Some important notes

For the audio crowd — the vertical scale is still in volts, not decibels. There is also no information on phase shift.

Arduino math

Arduino math

Brief Theory

The circuit from this guide generates a sine wave and the frequency of this sine wave ramps up exponentially. This creates a logarithmic axis on the horizontal axis of your scope. The filter under test will then react differently as the frequency is ramped up. Finally everything will be displayed on the oscilloscope which is synced via the external trigger. The oscilloscope and the arduino will also need  the same time settings.


15Hz-10Khz sweep with simulation


15Hz-1Mhz sweep with simulation. marker at 50Khz (approx peak)

One major problem is that the oscilloscope’s horizontal axis markings aren’t going to be placed correctly all the time. To solve this the microcontroller will calculate where the axis bars should be and generate a 1ms pulse at 10Hz, 100Hz, 1000Hz, etc… The two screenshots show different generated axis and there are some simulations to compare results.


For this project I used an arduino (breadboard friendly) to do the timing/math/markings, but the star of the show here is the AD9850 DDS sine wave generator. It’s easiest if you are using a breakout for the AD9850. Luckly they can be found on ebay for about 5$ with free shipping! This seems to be the breakout specs from the original creator — EIM377_AD9850 (pdf)


Schematic, add some decoupling caps as in the next photo

The AD9850 also needs a buffer amplifier. I decided to use the TS922IN from adafruit as a unity gain amplifier. Many op amps will do the job just fine, but get one that doesn’t require a dual power supply and has a high current output. If you want to do any impedance matching or if your filter is low impedance, be sure to add an appropriate terminating resistor.

Wire everything up and get you scope hooked up!

Completed circuit

Completed circuit (with filter on the right)


What a mess! I coded this pretty quick and fudged a few things =P You’ll want to jump down to sweepTime_mS and get ready to input the correct values — I’ll cover these in the video.

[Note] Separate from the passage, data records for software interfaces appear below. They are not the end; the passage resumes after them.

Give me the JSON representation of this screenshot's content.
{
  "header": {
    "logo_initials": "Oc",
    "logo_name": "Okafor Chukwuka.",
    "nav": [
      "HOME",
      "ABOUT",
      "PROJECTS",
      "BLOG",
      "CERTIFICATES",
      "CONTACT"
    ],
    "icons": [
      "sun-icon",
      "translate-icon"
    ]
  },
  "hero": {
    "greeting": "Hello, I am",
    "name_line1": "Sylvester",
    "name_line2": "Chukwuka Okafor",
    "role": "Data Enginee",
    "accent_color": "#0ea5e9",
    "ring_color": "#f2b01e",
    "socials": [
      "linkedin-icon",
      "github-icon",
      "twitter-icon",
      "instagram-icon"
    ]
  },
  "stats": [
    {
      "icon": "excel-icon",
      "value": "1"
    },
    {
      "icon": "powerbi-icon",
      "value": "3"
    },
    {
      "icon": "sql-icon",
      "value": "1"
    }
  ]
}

Why did I have a bunch of these DDS modules floating around? They had something to do with an LCR meter I built ;p — more on that hopefully soon!